6. For human journalists, it opens up time for analysis, interviews, and background research.
7. Stories aren’t always for publishing – data analysis and drafts can be interesting and useful in themselves. “The Financial Times in London, for example, saves up to 80 hours per month on data analysis thanks to our automation software,” said Wolfgang.
Other case studies Wolfgang has been a part of include a financial portal (English language) and a French magazine where a chatbot answers Messenger questions such as “where can I get a job?”.
Get stories like these delivered weekly to your inbox. Subscribe to our (free) FIPP World newsletter.
How to get started

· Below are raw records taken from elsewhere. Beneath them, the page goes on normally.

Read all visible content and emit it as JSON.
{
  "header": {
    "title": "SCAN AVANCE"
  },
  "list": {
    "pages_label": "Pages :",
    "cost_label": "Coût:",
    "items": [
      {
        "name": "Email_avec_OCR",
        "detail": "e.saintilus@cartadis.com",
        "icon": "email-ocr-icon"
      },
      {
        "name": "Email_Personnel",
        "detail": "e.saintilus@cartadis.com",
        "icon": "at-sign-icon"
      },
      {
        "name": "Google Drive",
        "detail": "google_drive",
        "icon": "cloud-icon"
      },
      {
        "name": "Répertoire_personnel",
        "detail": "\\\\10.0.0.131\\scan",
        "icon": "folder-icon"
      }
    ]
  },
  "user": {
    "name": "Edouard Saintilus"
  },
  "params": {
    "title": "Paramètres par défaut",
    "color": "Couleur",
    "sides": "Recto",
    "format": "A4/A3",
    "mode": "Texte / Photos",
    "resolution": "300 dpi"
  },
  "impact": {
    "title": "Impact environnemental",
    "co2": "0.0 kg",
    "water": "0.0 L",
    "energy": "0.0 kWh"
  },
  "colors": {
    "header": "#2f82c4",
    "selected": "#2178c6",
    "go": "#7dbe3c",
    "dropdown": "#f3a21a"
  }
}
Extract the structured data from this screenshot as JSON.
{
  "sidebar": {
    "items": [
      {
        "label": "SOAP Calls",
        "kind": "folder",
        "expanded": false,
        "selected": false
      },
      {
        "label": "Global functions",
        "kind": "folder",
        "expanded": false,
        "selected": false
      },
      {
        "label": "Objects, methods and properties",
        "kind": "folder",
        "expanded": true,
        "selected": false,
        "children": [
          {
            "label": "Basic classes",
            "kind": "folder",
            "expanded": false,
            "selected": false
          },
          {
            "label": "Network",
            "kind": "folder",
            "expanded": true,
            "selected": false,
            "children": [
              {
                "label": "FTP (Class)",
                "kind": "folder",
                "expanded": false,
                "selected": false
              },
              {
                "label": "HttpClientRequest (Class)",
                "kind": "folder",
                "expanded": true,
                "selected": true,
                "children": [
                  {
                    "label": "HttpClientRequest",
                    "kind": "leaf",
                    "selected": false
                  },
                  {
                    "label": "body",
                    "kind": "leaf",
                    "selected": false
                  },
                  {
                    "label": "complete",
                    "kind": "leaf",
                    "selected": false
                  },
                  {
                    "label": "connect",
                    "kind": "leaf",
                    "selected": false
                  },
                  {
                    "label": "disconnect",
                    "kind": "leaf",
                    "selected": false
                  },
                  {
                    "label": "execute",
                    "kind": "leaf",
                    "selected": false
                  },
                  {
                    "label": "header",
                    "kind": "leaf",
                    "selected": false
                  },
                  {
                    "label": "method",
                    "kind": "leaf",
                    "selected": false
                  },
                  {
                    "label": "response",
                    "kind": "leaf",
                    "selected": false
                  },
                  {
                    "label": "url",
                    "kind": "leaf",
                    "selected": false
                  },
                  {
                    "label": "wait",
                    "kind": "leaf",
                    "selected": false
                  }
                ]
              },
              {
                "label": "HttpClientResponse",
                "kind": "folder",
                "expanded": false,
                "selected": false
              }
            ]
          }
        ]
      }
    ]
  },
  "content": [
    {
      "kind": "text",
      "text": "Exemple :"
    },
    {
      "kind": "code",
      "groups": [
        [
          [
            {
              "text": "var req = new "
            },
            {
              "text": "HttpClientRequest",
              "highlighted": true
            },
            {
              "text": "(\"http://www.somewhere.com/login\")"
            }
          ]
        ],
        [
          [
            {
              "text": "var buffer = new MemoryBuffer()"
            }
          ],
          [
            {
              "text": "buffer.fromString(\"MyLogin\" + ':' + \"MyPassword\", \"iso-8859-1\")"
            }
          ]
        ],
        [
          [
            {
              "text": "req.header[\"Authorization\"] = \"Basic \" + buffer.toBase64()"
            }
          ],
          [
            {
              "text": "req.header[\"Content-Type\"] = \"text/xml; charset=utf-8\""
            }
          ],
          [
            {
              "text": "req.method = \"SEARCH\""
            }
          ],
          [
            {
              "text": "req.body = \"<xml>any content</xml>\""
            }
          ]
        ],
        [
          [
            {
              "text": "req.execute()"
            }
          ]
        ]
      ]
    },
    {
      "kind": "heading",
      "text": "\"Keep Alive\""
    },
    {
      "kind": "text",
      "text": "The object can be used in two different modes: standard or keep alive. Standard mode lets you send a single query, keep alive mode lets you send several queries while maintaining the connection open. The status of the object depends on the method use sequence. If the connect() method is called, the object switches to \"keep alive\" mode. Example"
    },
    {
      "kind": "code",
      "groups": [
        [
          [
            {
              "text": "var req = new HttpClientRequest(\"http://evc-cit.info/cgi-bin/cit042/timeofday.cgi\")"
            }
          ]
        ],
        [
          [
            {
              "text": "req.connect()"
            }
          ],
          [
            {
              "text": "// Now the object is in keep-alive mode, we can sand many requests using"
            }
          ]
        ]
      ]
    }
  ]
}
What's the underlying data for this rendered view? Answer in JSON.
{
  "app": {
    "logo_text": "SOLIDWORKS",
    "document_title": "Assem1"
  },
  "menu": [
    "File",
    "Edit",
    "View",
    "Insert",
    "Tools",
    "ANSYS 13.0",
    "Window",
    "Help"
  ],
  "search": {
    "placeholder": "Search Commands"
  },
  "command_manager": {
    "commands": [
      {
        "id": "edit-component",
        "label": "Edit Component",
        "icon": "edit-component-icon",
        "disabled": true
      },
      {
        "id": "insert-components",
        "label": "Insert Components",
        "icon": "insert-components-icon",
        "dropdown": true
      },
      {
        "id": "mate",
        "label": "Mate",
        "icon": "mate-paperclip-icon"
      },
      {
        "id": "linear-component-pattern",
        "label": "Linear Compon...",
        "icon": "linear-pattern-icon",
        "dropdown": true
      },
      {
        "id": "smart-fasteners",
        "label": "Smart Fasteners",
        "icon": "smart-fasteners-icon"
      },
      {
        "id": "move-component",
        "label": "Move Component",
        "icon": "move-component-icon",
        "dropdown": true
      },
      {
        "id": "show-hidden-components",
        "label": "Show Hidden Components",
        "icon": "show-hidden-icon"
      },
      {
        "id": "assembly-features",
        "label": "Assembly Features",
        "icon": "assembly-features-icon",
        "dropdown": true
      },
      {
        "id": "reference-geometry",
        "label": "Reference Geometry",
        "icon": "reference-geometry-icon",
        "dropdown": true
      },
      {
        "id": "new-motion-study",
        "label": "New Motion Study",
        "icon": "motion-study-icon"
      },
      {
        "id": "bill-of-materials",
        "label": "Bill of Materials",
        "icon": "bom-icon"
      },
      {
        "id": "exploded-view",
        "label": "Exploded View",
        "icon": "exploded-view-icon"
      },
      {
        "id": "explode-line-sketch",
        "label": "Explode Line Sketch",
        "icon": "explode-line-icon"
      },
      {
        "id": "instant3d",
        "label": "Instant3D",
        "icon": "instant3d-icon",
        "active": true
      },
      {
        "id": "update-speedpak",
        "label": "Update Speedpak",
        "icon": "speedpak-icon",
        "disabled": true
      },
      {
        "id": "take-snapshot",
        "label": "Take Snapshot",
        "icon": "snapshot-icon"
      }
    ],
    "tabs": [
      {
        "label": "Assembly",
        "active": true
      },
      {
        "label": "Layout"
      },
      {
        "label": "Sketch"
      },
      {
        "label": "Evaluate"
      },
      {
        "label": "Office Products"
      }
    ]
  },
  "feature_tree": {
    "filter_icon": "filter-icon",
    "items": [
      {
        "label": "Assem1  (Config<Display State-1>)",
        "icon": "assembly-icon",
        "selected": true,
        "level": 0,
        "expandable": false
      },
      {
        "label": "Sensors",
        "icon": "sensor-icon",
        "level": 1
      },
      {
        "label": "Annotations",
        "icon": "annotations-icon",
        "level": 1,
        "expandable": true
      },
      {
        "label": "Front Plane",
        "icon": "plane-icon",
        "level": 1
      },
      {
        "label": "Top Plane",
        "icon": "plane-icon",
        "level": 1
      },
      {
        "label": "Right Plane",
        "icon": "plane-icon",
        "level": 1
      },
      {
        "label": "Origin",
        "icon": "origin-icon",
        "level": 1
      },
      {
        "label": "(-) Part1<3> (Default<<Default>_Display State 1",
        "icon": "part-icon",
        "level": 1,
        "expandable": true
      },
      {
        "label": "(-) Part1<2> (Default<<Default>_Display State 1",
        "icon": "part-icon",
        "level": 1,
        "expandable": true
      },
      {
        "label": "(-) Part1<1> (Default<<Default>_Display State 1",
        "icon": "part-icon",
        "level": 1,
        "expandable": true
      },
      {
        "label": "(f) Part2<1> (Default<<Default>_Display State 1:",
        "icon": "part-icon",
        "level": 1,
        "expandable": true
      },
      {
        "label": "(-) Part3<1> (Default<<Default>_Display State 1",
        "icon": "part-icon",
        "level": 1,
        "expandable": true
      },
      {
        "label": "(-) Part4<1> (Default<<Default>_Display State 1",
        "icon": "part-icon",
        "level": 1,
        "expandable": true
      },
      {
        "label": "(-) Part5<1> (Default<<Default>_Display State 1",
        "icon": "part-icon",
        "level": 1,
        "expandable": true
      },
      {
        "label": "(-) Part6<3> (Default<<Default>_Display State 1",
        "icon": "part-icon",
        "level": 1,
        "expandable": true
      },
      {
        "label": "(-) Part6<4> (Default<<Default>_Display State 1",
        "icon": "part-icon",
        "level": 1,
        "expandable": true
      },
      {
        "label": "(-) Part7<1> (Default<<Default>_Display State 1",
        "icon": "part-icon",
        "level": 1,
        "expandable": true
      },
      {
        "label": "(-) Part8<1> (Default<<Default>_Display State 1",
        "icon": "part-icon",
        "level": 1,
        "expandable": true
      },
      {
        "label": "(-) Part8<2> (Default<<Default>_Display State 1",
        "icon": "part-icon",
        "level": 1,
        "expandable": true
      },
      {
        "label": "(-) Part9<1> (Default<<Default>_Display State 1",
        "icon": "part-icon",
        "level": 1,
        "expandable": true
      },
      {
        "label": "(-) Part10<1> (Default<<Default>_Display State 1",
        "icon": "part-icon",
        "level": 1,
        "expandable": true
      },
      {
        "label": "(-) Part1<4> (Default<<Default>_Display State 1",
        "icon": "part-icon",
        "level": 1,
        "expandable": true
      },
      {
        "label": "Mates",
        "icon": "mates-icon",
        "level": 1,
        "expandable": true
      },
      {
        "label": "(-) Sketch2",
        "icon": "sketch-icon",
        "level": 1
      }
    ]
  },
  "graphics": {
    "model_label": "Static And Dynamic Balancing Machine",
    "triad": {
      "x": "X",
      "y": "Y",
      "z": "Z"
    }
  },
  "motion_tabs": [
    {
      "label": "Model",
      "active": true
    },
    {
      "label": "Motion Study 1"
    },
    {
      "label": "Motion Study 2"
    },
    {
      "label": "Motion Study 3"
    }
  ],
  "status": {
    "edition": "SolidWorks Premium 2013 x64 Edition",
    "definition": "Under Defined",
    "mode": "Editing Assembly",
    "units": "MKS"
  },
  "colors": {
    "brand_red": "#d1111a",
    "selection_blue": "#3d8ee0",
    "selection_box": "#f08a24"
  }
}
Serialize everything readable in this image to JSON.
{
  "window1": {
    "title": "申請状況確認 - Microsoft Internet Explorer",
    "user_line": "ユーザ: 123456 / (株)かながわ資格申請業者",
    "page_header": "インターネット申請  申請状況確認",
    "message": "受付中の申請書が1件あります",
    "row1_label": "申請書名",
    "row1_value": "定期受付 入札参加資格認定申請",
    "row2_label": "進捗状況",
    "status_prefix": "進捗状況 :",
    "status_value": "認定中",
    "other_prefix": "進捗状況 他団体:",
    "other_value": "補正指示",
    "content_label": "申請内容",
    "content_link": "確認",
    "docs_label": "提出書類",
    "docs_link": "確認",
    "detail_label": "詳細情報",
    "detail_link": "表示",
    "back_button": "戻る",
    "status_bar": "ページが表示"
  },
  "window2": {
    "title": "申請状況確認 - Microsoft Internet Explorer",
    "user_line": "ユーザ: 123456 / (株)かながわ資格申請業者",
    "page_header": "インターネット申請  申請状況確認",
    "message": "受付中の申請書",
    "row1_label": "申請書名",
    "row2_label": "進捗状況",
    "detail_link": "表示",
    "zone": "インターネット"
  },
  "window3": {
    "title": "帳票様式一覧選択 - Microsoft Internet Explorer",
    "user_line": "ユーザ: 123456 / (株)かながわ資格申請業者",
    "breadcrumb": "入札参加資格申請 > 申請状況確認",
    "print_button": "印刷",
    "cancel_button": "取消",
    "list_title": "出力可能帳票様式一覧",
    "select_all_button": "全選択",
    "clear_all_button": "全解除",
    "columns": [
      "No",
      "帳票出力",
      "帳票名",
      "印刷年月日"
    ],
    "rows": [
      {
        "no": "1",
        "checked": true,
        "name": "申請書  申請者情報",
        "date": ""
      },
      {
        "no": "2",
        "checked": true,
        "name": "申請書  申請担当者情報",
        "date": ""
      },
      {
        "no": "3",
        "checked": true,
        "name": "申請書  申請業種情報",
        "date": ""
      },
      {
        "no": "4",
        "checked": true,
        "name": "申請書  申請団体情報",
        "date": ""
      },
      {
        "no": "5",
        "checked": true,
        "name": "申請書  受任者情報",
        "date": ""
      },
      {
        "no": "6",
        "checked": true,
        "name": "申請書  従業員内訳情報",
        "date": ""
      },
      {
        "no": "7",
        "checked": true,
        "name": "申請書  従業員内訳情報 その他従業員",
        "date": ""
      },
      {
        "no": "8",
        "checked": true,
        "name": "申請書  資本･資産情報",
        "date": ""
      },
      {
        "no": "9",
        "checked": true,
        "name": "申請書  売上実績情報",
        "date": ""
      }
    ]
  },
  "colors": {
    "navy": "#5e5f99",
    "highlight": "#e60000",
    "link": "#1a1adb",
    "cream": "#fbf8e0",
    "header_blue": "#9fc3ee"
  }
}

Wolfgang ended his presentation with some advice for those interested in combining automation and news. “The first thing I’d say is address any difficulties with IT departments!” he said, since they can take some time to adapt.
“Next, identify an exciting topic,” Wolfgang went on. “Identify the necessary data source, build a data interface, and get data on board: some clients need up to six months for this. Then, build a data model: teach robots (your new ‘colleagues’) how to interpret important facts. Eventually, you can generate text out of interpreted and summarised data.”
Wolfgang also warned against taking time away from (human) editors – “automated content should help, not disturb,” he said. “All basics must be delivered, only the perfect final cut is up to your editorial room. Let your idea be checked internally.”
More like this
Building the future of journalism: analyse, atomise, amplify, archive
John Wilpers showcases top trends included in new FIPP Innovation World Report
Quartz’s Jay Lauf: Focus on human beings, not just technology
How The New York Times brings the audience inside
Video strategies for a visual world – with AJ+ and AwesomenessTV
Audience engagement: why a platform-appropriate content strategy is crucial
How VR, 3D will make journalism more immersive (plus what’s coming next)
Innovating to survive: magazine media in Latin America and Spain